Obviously, one thing that happens is that higher values are clipped. If at double base ISO half a glass is interpreted as if it was full, then every photosite that is more than half full will be read as if it was full. Considering that you’ll probably use higher ISOs because of a comparative lack of light, clipping will not be a categorical issue. In order to minimise clipping, some cameras do not blindly boost all values equally (say by x8), instead compressing values in order to retain differences in shades of grey. Moreover, the clipping of some highlights may well be a price worth paying for raising the overall illumination of a scene.

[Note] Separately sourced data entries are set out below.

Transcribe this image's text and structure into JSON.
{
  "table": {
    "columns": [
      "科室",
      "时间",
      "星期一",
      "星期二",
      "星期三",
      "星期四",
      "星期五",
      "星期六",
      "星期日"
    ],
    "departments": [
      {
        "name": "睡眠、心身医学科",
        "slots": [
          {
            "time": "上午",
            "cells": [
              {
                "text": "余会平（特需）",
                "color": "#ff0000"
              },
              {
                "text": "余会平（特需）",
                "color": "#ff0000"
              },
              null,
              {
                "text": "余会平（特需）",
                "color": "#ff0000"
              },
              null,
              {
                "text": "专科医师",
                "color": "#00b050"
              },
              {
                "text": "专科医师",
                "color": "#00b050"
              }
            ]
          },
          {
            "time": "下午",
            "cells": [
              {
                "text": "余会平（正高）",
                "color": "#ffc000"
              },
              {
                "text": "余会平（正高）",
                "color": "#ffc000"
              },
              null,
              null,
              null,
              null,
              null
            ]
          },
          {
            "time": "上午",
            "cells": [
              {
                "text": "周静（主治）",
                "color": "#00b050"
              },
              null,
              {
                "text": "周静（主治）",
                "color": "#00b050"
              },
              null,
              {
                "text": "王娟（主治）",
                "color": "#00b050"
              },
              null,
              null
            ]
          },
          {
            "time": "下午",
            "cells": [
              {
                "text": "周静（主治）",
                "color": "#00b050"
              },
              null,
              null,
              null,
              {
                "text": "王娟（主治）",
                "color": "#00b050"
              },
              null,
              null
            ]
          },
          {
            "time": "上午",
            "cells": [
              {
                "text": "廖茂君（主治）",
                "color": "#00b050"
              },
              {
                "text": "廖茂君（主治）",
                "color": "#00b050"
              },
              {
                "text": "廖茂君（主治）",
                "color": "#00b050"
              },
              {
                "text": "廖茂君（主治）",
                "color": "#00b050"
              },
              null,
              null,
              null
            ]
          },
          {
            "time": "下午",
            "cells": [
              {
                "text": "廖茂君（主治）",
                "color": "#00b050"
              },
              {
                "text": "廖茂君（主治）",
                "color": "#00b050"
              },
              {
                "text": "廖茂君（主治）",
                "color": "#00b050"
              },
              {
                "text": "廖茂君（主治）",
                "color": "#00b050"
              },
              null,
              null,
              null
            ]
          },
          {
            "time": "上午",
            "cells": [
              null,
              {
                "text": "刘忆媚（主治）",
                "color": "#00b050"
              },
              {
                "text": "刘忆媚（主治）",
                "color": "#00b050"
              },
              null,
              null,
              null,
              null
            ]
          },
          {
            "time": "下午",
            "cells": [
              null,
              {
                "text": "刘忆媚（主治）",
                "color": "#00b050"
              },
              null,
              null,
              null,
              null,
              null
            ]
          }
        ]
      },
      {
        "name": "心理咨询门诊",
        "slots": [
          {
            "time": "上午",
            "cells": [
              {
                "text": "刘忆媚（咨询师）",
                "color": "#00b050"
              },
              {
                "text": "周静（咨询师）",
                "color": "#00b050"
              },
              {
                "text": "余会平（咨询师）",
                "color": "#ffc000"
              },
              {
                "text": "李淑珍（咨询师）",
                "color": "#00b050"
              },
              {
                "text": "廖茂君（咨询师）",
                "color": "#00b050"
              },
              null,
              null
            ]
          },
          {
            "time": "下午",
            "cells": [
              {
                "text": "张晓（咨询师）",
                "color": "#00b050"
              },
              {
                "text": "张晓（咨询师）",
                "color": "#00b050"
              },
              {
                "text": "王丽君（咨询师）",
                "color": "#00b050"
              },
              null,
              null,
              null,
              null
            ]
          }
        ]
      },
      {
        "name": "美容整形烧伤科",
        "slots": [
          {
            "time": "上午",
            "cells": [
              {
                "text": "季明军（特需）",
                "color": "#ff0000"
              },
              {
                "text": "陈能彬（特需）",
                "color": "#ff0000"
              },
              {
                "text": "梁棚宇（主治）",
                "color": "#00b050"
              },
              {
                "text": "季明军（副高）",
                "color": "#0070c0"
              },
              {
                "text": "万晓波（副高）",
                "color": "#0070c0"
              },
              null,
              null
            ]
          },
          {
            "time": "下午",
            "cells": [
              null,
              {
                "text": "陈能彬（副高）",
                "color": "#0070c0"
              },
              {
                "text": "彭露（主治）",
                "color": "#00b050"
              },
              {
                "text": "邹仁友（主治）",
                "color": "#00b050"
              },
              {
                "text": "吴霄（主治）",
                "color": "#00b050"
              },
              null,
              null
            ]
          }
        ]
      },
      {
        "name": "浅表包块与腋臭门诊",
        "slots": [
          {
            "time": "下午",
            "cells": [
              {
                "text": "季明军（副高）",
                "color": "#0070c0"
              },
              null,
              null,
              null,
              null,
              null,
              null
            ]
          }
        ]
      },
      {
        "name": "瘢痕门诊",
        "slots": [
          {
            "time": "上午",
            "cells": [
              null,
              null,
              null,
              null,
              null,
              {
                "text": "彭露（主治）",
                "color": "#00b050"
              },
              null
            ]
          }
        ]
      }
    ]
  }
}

The wider problem however is, that when values are boosted the sensor quickly runs out of latitude. Consider the numbers: to be able to produce a dynamic range of 13 EVs, the sensor needs to be able to render 8192 shades of luminance. This is easy as long as the photosites gather that many photons before they register as full, but as the sensor’s intake is progressively boosted, satisfying this demand becomes increasingly challenging. If, for instance, the glass is full at 80 000 (216,29)electrons, you have some leeway (until roughly ISO 1250) before the only way to maintain 13 EVs is by interpolating new in-between values to make up for all the discarded details. Even though much of what a Bayer-type sensor does is interpolation, such gimmickry cannot avoid higher ISO’s taking a toll on dynamic range. Again, a loss of dynamic range may be a price worth paying for making an otherwise unworkable exposure work, but it does point to a trade-off worth being aware of: Past a specific point raising ISO comes with a significant cost.
Sensor physics and noise
Oh, and one more thing. I mentioned – in passing – the Bayer type sensor earlier. If you’ve never heard of the Bayer type sensor before, the reason is not that you’ve never encountered one. The Bayer-type sensor is without a doubt the dominant type of digital imaging sensor, and it’s based on that every photosite of a sensor actually captures only one color: red, green or blue. The camera’s processor (downstream) does some magic tricks to guess its way to what colour each photosite would actually have captured (had it been able to sense all colors, instead of just the relative intensity of red, green or blue). This introduces a massive quirk in that upstream noise actually is a mess of color – further exacerbated by the upstream amplification (boosting). Most of this never shows up in your prints, so you’re excused for not knowing this but all noise is coloured (the NR algorithm inherent in all in-camera JPEG’s tries hard to remove colour noise, and unless you shoot RAW and regularly tweak the noise reduction sliders in your RAW converter, you will likewise not have an inkling.). But one part of the “real problem” in effective noise reduction algorithms is that they have to try to preserve neighbouring pixels’ colour information while trying to eliminate as much colour noise as feasible.
Neither I have hard-core access to what the sensor actually records (the best I can do is RAW), but I can illustrate the issue with one of those RAW files:
This shot was taken in late twilight in a Helsinki backyard. My main point was trying to ascertain whether the Sony a7R (in aps-C crop mode) coupled with a Pentax-110 lens produces usable results (better than expected), but it is a useful illustration for colour noise as well. On the left you have a thumbnail resize of the entire scene (ACR default), then two 1:1 crops: first with default ACR conversion (which reduces chroma noise), and then a second 1:1 crop that is otherwise identical, except that the chroma noise reduction slider was set to 0. As you can see in the right-hand crop, a significant portion of all noise is made up from – correct – red, green and blue pixels.